You account for depreciation by dividing the cost of a long-term asset into years, usually from five to 30 years. You then take this amount as an operating expense each year and deduct the value from the asset on your balance sheet.
Besides just giving you a more accurate measure of how your business assets produce profits, depreciation is a powerful tool for decreasing your taxes. Understand how to use it and rock your bottom line!
The Small Business Cash Flow Statement
I’m going to fly through the cash flow statement because honestly it isn’t as important for most small business owners.
It’s important for larger businesses and there are things to learn from it but keeping a cash flow statement isn’t critical like the income statement or even the balance sheet. The accounting purists will disagree with me but we’re trying to keep this as simple as possible.
In accounting, this is called the “Cash Flow Statement,” or the “Statement of Cash Flows.” A cash flow statement is the financial document that presents income actually received and expenses actually paid.
This statement (usually modified for a small business) usually shows beginning cash balances, cash inflows, cash outflows, and ending cash balances.
Just because you booked revenue or an expense on your income statement doesn’t mean any cash changed hands. You might not have to pay the expense for months or might have already bought the equipment you depreciated years ago.
The cash flow statement reconciles all the accounting mumbo-jumbo into cold, hard cash.
The cash flow from operations reconciles your net profit recorded on the income statement with all the non-cash expenses like depreciation and working capital. These expenses reduced your net profit but didn’t involve cash going out the door so you add them back to find the real cash generation power of your business.
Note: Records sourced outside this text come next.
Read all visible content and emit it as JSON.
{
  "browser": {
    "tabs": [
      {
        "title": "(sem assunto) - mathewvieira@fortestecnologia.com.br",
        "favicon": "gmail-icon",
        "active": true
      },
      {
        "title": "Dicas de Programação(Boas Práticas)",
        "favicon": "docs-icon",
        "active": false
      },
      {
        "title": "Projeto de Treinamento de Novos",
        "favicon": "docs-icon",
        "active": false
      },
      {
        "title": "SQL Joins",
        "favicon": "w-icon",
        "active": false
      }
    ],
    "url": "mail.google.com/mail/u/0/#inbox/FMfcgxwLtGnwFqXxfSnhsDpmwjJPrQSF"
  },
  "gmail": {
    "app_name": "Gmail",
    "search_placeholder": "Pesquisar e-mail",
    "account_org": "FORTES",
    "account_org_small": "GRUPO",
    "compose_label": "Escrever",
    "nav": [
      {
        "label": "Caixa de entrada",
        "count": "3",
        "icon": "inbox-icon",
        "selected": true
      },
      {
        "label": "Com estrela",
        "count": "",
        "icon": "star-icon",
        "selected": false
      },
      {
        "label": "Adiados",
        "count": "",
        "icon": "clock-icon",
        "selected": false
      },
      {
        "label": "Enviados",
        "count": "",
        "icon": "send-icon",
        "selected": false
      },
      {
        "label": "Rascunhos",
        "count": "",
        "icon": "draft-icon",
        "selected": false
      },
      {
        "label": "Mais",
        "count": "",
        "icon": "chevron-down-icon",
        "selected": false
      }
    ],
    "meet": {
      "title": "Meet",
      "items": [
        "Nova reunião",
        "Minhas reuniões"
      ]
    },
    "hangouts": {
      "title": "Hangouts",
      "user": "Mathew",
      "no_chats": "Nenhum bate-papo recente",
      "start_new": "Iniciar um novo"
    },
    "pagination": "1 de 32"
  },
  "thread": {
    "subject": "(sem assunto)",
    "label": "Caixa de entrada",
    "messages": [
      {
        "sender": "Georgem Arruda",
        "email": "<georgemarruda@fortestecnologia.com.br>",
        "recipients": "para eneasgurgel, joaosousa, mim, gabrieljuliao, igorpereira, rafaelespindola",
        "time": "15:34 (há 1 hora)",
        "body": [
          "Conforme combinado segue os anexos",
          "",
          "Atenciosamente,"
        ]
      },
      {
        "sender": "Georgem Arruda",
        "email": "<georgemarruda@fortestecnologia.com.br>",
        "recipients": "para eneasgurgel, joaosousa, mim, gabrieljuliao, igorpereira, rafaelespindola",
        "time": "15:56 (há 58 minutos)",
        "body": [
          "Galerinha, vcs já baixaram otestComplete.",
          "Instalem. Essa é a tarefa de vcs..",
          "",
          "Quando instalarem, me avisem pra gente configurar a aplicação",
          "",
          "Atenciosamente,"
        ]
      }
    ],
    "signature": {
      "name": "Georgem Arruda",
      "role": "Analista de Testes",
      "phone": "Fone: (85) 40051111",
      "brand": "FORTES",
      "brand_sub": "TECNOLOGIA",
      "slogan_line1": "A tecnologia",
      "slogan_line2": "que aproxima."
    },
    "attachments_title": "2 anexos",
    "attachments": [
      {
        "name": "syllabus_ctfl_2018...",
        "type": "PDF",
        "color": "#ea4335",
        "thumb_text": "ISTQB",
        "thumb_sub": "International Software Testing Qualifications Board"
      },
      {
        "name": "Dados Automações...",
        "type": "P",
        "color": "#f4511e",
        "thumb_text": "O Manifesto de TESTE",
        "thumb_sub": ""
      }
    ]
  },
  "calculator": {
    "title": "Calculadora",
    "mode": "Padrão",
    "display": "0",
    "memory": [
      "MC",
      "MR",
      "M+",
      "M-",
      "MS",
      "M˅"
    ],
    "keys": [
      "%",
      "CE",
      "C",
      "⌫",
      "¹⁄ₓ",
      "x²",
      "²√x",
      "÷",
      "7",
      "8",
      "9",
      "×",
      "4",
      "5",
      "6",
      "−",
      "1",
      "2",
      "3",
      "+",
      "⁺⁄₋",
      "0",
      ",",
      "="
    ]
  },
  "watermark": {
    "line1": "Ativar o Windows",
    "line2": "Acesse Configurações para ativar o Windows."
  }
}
Next, you account for the cash changes in buying or selling long-term assets as investments in your company. If you do record a cash flow statement, this is an important item to track how much you are reinvesting in your business for future growth.
Finally, you will record all the cash changes for financing which includes borrowing or repaying debt.
The ending cash balance on any cash flow statement is carried over as the cash balance to your balance sheet. This number is calculated by taking the beginning cash balance for the accounting period, adding any sources of cash, and then subtracting any uses of cash.
Don’t Be Afraid of Small Business Accounting
The important thing in accounting is to not let the terms and formatting of the financial information scare you. If you’ve ever balanced your checkbook or even mentally thought through how much you have in the bank, you’ve done some accounting.
Small business accounting is simply keeping track of where you are using money and how it is producing profits. After you’ve accounted for transactions and written out the financial statements, come back to each item and ask yourself, “How has this item helped me make a profit? Has it been going up or down? Is there a way I can make it go the other way to increase my profits?”
Small business accounting doesn’t have to be complicated. Make it as easy as you need to keep your books consistent and let them help you make your business as successful as it could be.